Eat to grow
“Hair is a dispensable tissue as it isn’t needed for physical survival. This means nutrients are first used to keep essential cells functioning, with hair receiving them last,” explains Kingsley. While any vitamin or mineral deficiency can worsen hair loss, some, like iron and ferritin, are more crucial than others. Low levels of vitamin D and B12 can also impact hair growth, so if you’re experiencing shedding, include leafy, dark greens, eggs and fatty fish in your diet. “Oily fish is packed with omega 3 fatty acids helping to support growth,” adds trichologist and Viviscal ambassador Hannah Gaboardi. “And eggs are packed with proteins, minerals and B-complex vitamins – helping to fight dryness.” Gaboardi also advocates eating chia seeds, which work to stimulate new hair follicles and induce growth.
Rethink your routine
It ought to go without saying that if you’re trying to counteract shedding and increase growth, heavy heat styling is not advised. “Hair is a robust and impressive tissue, but it has limits, especially because once a strand has emerged from your scalp, it doesn’t regenerate itself like your skin,” says Kingsley. If you can’t bear the idea of ditching your curling tongs altogether, aim to reduce the amount you use them and never skip heat protection. We like Sam McKnight’s Save The Do Blow Dry Spray. When it comes to your wash and care routine, take a pre-emptive approach and use a pre-shampoo conditioner like Olaplex Hair Perfector No 3 once a week to restore strength and elasticity. To combat active shedding, try drops like Philip Kingsley Density Preserving Scalp Drops to induce an optimal environment for growth.

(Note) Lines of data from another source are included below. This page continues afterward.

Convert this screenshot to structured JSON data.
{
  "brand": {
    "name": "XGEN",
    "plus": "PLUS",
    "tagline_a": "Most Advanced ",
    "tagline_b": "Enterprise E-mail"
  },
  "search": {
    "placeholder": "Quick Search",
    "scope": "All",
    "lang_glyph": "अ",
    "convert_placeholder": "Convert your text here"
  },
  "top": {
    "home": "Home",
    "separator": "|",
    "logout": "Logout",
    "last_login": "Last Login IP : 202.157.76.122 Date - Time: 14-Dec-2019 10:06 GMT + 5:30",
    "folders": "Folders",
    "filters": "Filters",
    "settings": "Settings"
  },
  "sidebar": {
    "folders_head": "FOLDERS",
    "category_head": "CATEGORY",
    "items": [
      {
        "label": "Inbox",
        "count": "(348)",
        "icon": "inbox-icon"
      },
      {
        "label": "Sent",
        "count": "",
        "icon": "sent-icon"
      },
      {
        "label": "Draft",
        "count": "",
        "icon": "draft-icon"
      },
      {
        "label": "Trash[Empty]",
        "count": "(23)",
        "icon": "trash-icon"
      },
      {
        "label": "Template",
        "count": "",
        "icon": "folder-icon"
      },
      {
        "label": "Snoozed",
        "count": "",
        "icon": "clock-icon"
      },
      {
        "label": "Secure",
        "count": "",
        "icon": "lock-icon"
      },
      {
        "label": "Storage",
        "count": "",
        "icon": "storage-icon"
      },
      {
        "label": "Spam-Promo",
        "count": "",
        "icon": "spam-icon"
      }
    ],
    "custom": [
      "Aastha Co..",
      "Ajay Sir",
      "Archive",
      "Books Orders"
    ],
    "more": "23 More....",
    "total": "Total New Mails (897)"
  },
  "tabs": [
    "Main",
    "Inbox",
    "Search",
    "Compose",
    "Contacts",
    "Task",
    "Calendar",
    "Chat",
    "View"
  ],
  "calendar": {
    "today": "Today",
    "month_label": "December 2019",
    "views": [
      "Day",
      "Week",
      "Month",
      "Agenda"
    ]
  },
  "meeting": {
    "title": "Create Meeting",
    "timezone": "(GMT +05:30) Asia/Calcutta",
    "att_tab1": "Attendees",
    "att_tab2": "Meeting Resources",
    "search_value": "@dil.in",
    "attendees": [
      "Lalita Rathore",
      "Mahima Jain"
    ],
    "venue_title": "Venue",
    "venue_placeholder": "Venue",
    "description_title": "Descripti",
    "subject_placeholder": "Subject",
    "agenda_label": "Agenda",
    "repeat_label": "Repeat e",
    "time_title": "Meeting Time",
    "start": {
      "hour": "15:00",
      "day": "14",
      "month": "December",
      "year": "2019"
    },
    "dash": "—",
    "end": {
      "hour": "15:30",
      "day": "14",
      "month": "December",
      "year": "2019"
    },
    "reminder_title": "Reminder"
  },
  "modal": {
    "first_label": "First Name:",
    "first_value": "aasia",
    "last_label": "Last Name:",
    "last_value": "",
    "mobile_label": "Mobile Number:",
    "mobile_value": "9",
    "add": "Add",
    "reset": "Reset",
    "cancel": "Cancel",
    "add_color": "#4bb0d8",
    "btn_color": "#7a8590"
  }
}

A nutrient-packed growth-boosting supplement like Viviscal Healthy Hair Vitamins which contains iron and biotin to support healthy growth can also help.
This article was originally published on British Vogue.